E501 Posting: Hairston v Berlin

Ah Maxine Hairston, she was such a force in rhetoric and composition. She argued her position thoroughly and staunchly maintained her stance. Such adept, skilled maneuvering of debate is truly admirable.  She was usually right, in my opinion, although this time I must challenge part of her argument on the banning of political rhetoric from the classroom.

My line of argument slightly deviates from Hairston’s on the fight to leave all politics outside the classroom. I say everything is political. The fact remains that students (freshman are the main focus for Hairston) are at a university, following structured degree programs, and kowtowing to administrational requirements…all part of the politics embedded in the university institution. So teachers must exercise their influence in the most minimalistic manner possible, but acknowledging with a slight gesture, from time to time, the presence of the political elephant in the room. Pointing out this presence to students is a type of community responsibility, I think. For example, a professor saying, “hey, watch out for the state’s control of education in your degree requirements (like mandatory public speech)!” is a friendly “heads up.” Hairston’s reply to me would probably be “of course! But have the students write about their views on such topics, not just assimilate your opinion on the issue!”

James Berlin would argue the point with Hairston as well by saying that the political, cultural influences of whatever modern age narrative we are living in, are irremovable. The best we can do is see those influences, shut out those we can, and mitigate the effects of those we cannot. Berlin would argue against Hairston’s critique that revealing ideology, when it is encountered, such as social-epistemic rhetoric, is putting “the social goals of the teacher before the educational needs of the student.”  He would say it is inevitable that they will need to know these things, why not teach them in the open forum of the classroom. Berlin cautions, though, how social-epistemic rhetoric tries to push ideology at the center of the classroom-but beware, capitalism, a Jekyl-Hyde individualistic tenet touted by both ideologies, can grab ahold of the classroom if you let it and edge out the students’ involvement.

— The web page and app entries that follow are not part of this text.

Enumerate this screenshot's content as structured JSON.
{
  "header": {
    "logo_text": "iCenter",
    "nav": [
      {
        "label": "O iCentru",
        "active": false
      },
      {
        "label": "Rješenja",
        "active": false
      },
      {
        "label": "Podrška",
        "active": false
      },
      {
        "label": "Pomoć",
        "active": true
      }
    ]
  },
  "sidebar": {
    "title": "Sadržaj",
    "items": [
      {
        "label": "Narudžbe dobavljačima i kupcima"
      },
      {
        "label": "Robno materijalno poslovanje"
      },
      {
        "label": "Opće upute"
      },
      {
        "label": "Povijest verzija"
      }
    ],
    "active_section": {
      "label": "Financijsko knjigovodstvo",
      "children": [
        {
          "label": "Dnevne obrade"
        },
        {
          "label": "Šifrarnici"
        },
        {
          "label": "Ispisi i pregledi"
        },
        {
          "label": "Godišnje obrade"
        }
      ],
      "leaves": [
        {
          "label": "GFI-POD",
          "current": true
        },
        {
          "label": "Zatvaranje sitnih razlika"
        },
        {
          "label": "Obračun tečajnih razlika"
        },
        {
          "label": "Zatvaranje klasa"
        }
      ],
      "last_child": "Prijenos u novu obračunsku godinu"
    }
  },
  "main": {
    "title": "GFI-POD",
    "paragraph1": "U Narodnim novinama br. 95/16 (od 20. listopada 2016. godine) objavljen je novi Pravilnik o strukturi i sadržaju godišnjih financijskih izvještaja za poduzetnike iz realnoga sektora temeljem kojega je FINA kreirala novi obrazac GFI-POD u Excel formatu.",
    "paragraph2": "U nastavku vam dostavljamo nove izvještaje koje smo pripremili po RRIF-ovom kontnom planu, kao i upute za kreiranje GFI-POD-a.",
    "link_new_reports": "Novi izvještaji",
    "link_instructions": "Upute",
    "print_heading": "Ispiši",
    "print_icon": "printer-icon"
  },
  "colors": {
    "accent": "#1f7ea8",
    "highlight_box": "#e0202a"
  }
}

I agree with Hairston that the diverse classroom is best for learning. With our students coming from diverse backgrounds, as Hairston contends, socio-politico topics will be introduced in a natural process-by the students. I agree with her that teachers must leave space for issues, help students as they wrangle with their understandings and let them apply their findings to their lives as they see fit. The student-centered classroom allows breathing room for this discovery process.

Again I agree with Hairston’s argument that teachers must leave their personal politics outside the classroom door. But, I must admit, it is seductive to think of a classroom of eager minds just waiting for me to lay some ideology on them like Socrates did. Of course, in my dream I would wrap myself in compassion for student’s naïve obeisance of the powers that be, soothe my conscious with a sense of obligation to warn them, but all the while I am walking a fine line between detachment and manipulation. If Maxine Hairston were to follow this frightening scenario and implement my own philosophy against me, she would admonish me to warn my own students of teachers…like me.